Followup: Yes

Notes: after the flaring incident was noticed the HCU recycle gas compressor was shutdown and repairs were done to fix the speed controller .


incinerator stack in sulfur plant
Cause: there was an air trip transmitter failure that caused the Sulfur-3 unit to trip online unexpectedly. Due to this online trip, a release of sulfur dioxide (SO2) into the air occurred from both the S-3 and S-2 tail gas incinerators .

Followup: Yes

Notes: The sulfur gas was diverted from the S-3 unit to the S-2 unit. The transmitter was repaired by maintenance so that the S-3 unit could become fully operational. it was noted that material went offsite as the sulfur material was released into the air


Light Olefins Feed Tank
Cause: A tank being de-invetoryed Light Olefins Feed (derivitive of crude oil) the product being sucked out using a on site vaccumm truck overfilled and an overflow isolated a leak when the gauge failed. Approximately 84 gallons of Light Olefins Feed(benzene/toluene) relaeased.

Followup: No

Notes: LDEQ provided but no Refinery Letter included. Motivca states that "the spill was contained and cleaned within secondary containment." Contained in a dike and a vacuum truck was already on site for the procedure.
Crude Oil: 84.0 gallons

4-84 Hydrocracker Flare (FE-301)
Cause: On September 3, 2013, the first and second stages of Motiva's Hydrocracker Unit (HCU) shut down. The shutdown was caused by an instrumentation failure that controlled the lube/seal oil system for the HCU recycle compressors. On September 6, 2013, the Hydrocracker unit began startup operations.


Notes: Immediately after the unit was shut down and secured, maintenance and engineering immediately investigated and identified the instrumentation failure. The instrumentation and engineering groups are developing an inspection list for the next planned unit shutdown to look for deficiencies in the unit instrument systems. No reportable quantities were exceeded; however the permitted maximum hourly emission rate limit was exceeded for Benzene and Sulfur Dioixide.
Benzene: 0.9 pounds
Carbon Monoxide: 4,057.1 pounds
Hexane: 13.4 pounds
NOx: 745.6 pounds
Particulate Matter 10: 140.4 pounds
Sulfur Dioxide: 252.8 pounds

Volatile Organic Compounds (VOCs): 1,964.5 pounds

Residual Cat Cracking Unit
Cause: On September 5, 2014 Motiva Enterprises in Norco reported a potential release of n-butane adn 2-butene. On August 14, 2014 the Residual Cat Cracking Unit (RCCU) had an unanticipated flaring event at the RCCU Elevated Flare when the RCCU's Debutanizer Overhead Accumulator began to unexpectedly overpressure. Pumps located at the Debutanizer received a false indication that a valve was in the closed position causing the pumps to shut down. Once the pumps shut down, the liquid level in the Debutanizer Overhead Accumulator increased with the unit column pressure.

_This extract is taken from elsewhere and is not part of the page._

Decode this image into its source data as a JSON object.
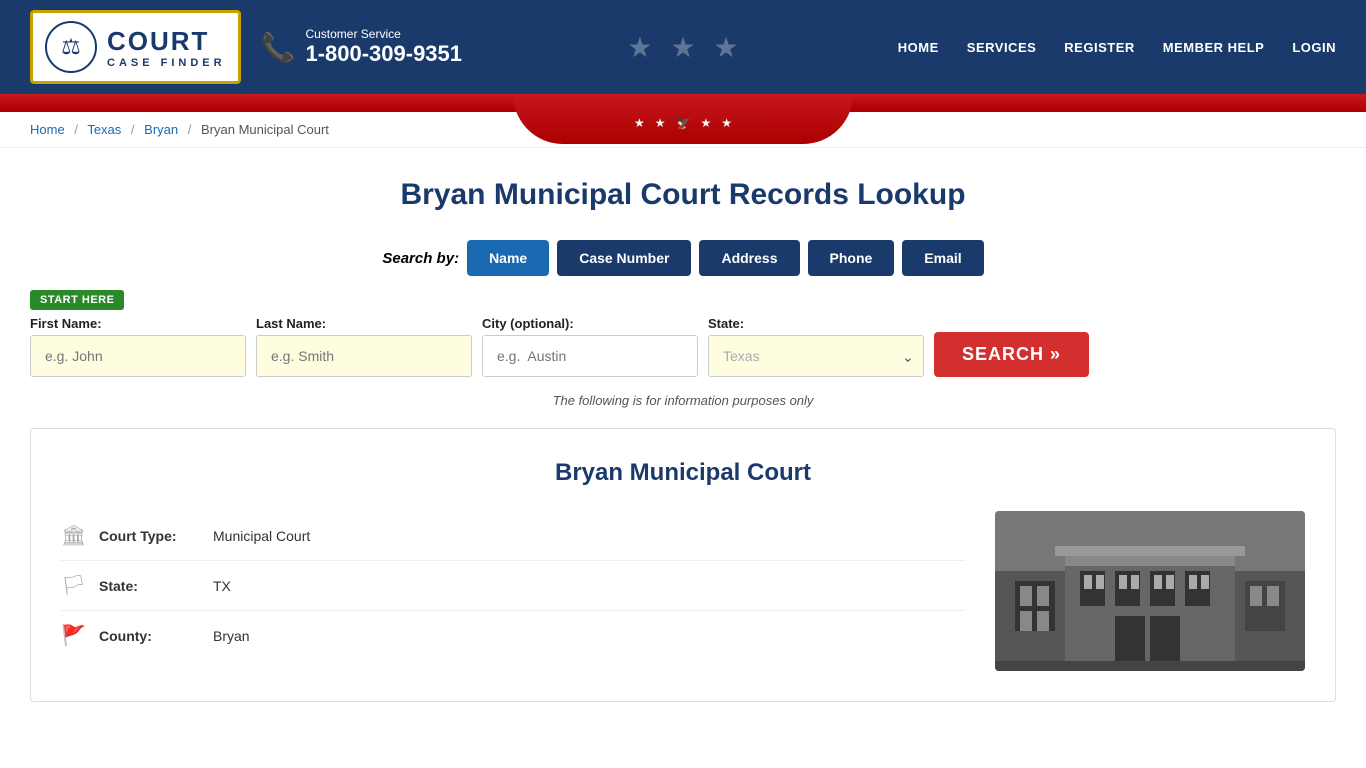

The valve on the Debutanizer Overhead Accumulator was opened to the flare to relieve the column pressure and to prevent any relief valves (RVs) in the unit from relieving to the atmosphere.

Followup: No

Notes: Operations investigated and verified that the system reading was false and the valve was not closed. Action was taken to bypass the valve and the pumps were able to start again. Once the pumps were restarted, the pressure stabilized in the unit and the flaring stopped. The electrical department investigated the issue and discovered that the wiring was no longer in good condition. The electrical department replaced the wiring to the pump valve indicator.
Carbon Monoxide: 497.3 pounds
NOx: 91.4 pounds
Particulate Matter: 17.2 pounds
Sulfur Dioxide: 7.8 pounds
Volatile Organic Compounds (VOCs): 321.4 pounds